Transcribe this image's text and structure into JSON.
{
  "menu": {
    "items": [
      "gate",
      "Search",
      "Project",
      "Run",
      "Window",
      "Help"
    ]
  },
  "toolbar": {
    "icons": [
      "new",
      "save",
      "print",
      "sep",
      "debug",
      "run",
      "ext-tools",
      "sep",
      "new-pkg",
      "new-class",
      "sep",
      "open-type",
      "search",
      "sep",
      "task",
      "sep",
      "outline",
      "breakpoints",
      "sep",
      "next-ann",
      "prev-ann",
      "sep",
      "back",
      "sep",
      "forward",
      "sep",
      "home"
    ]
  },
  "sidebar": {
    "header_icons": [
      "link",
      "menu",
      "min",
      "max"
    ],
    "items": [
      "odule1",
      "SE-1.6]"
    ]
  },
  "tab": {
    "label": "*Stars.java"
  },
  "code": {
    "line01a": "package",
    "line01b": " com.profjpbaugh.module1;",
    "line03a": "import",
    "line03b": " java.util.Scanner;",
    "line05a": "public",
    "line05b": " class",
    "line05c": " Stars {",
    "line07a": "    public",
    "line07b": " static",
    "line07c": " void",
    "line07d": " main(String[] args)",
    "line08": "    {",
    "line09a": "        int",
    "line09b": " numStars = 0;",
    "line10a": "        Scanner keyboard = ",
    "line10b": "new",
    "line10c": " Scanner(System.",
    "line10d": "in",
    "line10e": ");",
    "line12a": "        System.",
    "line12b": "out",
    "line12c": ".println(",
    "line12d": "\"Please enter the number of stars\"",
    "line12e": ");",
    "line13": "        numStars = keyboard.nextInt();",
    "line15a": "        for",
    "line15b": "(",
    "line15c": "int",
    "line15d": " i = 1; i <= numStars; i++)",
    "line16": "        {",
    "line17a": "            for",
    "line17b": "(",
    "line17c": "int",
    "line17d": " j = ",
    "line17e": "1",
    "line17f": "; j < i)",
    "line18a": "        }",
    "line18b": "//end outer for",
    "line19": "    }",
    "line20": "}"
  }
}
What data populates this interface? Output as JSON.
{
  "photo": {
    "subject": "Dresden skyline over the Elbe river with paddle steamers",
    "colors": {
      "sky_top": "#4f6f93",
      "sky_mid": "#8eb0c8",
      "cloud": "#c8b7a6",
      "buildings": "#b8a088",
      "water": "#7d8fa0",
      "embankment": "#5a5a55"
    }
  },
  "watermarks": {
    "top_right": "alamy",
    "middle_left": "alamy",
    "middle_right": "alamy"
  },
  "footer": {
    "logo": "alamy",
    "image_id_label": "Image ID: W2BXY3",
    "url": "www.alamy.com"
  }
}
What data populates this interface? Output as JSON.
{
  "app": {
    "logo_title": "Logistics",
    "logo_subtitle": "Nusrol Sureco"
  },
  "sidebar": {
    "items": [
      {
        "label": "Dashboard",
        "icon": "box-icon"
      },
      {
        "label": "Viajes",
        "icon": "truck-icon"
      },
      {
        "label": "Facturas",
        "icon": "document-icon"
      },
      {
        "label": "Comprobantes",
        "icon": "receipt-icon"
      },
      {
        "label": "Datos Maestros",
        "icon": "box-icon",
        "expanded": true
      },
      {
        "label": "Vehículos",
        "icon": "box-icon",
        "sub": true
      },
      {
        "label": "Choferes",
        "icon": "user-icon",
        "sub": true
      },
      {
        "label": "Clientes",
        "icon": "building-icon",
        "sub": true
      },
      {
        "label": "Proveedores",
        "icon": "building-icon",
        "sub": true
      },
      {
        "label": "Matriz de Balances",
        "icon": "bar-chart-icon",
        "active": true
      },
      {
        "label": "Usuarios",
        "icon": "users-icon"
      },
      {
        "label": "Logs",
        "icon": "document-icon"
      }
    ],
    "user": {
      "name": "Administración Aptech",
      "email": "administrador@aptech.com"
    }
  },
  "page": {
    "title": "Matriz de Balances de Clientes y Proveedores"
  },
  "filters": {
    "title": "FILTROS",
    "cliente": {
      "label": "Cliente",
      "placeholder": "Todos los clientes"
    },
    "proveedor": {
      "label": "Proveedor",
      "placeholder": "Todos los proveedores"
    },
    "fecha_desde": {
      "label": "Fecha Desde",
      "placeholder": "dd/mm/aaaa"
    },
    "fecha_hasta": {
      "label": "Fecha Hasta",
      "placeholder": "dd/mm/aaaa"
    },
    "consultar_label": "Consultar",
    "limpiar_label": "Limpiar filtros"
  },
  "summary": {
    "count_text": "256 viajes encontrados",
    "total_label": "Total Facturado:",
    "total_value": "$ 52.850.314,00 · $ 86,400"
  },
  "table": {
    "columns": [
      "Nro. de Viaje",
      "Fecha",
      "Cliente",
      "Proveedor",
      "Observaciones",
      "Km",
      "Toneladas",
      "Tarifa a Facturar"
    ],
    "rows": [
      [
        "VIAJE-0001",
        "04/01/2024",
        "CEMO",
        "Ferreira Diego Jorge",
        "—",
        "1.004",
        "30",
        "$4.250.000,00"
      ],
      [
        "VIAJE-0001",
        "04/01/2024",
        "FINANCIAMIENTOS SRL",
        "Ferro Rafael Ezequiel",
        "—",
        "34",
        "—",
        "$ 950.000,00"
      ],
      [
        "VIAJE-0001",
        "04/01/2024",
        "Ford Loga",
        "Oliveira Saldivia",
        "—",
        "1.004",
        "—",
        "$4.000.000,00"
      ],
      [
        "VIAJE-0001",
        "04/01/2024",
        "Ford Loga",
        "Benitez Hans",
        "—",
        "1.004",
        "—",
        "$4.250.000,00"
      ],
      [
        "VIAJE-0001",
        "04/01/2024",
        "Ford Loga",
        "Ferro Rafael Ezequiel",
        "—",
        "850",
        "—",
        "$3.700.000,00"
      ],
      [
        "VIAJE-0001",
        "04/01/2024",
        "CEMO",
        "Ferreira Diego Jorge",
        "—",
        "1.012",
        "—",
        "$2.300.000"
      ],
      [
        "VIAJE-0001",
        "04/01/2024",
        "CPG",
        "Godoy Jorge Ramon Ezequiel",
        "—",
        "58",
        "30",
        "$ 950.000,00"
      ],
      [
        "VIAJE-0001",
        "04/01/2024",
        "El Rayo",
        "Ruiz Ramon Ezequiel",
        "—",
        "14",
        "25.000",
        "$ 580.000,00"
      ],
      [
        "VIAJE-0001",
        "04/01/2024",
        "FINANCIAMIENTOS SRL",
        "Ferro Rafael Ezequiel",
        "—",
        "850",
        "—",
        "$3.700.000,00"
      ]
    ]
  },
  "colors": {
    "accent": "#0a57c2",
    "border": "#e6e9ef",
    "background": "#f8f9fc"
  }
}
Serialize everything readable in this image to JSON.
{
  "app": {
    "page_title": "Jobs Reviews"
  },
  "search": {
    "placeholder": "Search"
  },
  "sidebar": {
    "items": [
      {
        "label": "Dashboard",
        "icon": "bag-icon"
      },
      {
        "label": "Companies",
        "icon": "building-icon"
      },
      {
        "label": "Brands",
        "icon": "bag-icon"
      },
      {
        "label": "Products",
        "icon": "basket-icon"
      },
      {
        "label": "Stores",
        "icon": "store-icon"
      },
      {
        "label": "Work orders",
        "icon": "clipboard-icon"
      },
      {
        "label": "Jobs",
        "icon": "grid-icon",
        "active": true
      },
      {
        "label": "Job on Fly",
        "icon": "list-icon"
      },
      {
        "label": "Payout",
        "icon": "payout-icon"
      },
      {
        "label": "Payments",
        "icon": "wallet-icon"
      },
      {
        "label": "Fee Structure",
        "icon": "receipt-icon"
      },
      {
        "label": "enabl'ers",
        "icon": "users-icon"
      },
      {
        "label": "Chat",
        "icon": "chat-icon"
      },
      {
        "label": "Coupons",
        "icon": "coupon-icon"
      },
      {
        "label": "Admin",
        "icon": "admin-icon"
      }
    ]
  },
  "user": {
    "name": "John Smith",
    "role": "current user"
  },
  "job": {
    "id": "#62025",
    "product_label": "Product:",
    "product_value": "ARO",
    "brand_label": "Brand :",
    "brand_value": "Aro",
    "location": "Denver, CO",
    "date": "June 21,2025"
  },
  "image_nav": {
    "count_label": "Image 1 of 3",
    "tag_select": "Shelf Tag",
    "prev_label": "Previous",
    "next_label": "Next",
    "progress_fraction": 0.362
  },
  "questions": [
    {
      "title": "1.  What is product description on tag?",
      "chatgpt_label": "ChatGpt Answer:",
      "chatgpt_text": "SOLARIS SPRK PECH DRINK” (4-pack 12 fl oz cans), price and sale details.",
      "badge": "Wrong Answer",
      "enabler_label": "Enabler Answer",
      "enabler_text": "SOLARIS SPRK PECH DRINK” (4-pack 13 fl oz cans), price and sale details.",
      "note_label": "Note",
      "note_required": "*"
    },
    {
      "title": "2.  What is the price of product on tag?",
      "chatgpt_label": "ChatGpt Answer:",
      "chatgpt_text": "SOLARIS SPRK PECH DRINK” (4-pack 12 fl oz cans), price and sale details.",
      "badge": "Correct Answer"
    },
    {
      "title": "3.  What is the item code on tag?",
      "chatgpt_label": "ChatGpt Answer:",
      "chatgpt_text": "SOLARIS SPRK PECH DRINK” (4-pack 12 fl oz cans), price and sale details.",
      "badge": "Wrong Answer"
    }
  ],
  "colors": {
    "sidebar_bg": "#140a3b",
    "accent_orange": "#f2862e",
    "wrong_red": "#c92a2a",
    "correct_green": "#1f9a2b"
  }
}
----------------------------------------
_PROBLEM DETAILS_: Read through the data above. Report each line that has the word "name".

_ANSWER AREA_:
      "name": "Administración Aptech",
    "name": "John Smith",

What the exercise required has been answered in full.